In this project, you’ll get a chance to tackle some more advanced forms. This is the kind of thing you’ll have to work with when handling user orders for anything more complicated than an e-book. In this case, we’ll build the first three steps of a typical checkout process for booking a one-way flight:
A typical airline booking flow:
We’ll be creating a one-way flight booker. You’ll get lots of practice populating and building dropdown menus, radio buttons, and nested submissions. Let the fun begin!
This project will require you to seed your database, so use your
db/seeds.rb file to write the code necessary to populate Airports and Flights. One trick for toy apps like this (don’t do it for production!) is to make your seeds file

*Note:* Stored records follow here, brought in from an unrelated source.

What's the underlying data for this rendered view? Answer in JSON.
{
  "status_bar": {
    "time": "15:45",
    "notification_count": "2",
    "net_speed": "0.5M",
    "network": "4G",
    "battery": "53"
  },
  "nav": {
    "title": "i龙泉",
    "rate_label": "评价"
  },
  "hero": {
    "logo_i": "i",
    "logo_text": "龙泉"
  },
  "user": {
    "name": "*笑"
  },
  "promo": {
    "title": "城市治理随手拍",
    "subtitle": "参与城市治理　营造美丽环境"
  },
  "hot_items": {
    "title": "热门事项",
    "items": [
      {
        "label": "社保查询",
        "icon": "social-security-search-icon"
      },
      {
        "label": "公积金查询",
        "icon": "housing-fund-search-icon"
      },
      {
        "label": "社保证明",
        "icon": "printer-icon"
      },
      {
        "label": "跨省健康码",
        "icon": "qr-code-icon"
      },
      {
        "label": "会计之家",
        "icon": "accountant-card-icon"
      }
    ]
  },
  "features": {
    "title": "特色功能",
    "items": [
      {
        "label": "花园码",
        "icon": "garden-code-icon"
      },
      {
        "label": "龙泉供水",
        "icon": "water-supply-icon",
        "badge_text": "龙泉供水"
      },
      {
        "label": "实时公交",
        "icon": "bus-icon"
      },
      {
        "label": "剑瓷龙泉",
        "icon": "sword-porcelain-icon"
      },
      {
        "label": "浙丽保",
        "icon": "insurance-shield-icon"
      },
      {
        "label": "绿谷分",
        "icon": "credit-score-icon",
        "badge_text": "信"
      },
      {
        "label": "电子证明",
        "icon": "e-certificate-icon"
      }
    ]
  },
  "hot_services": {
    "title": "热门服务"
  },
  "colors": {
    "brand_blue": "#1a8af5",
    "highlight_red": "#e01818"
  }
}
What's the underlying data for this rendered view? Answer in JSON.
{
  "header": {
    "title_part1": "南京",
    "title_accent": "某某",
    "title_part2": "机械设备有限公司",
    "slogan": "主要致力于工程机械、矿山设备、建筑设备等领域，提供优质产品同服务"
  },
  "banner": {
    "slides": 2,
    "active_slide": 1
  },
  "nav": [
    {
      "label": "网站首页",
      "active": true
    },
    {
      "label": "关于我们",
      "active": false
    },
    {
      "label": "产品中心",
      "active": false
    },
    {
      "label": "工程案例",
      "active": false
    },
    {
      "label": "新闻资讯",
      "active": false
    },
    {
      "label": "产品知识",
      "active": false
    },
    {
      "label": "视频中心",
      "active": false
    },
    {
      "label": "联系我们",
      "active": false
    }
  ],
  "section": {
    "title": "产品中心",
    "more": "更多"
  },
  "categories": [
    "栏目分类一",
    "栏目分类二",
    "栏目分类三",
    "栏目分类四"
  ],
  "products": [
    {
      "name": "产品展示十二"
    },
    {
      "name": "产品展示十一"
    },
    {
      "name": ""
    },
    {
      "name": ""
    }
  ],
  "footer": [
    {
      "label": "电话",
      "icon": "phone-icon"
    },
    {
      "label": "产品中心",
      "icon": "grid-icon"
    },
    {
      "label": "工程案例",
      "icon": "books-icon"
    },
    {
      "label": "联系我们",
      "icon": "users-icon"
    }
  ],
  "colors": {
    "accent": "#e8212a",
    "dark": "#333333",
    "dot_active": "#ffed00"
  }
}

::delete_all items from each table in your database and then completely repopulate them. That way, when you create a new model or change how you want your sample data set up, you can just update the
seeds.rb file and rerun
$ rake db:seed.
odin-flight-booker, and a new Git repo
For the first screen, you’ll need a dropdown that lists a possible “From” airport and a possible “To” airport. Just assume all flights fly between SFO and NYC. You’ll need to set up a dropdown menu that contains all eligible flights.
This requires relatively vanilla forms that happen to be prepopulated with collections of data. Working with dates will cover a bit of new ground for you.
db/seeds.rbfile to create several of them.
ids, start datetime and flight duration).
Flight.first.to_airportand get back Airport objects. Same for
Airport.first.arriving_flights, which should return a list of flight objects.
/flights) the root route.
/flightsindex page to submit using a GET (not POST) request back to the same URL.
Once search results are returned, the user just needs to choose from among the eligible flights.
/flights?from_code=SFO&to_code=NYC&date=20131215&num_tickets=2) and should pull the flights which match that criteria from your database through smart querying model methods.
app/views/flights/index.html.erbview. Make it so that the view will display the results below (if present).
#newaction of the BookingsController you’re about to create using another GET method. You’ll need to include a hidden field that contains the number of passengers.
Once the user has submitted their chosen flight, it’s time to take their booking information. You’ll need a form to submit the Booking and also create a Passenger object for each passenger who needs a ticket. Don’t worry about creating a separate “Ticket” object, we’ll assume the airline will issue those once the booking is verified.
#newaction, which should have received the flight ID and passenger number parameters, and use it to help render a form for a new booking which displays the currently chosen date, airports, flight ID and a set of fields to enter personal information for each passenger. You’ll want to create a new blank Passenger object in your controller for each passenger, and then use
#fields_forin the view to set up the sub-forms.
#createaction to create a new Booking (linking it to the appropriate Flight) but it will also need to accept the nested attributes for each of the Passenger objects and create a new Passenger from them. Be mindful of whitelisting the nested parameters as well.
#accepts_nested_attributes_formethod. See the Rails API for examples and this SO post for another.
#showpage which displays the booking information (flight and passenger information).
This section contains helpful links to other content. It isn’t required, so consider it supplemental for if you need to dive deeper into something.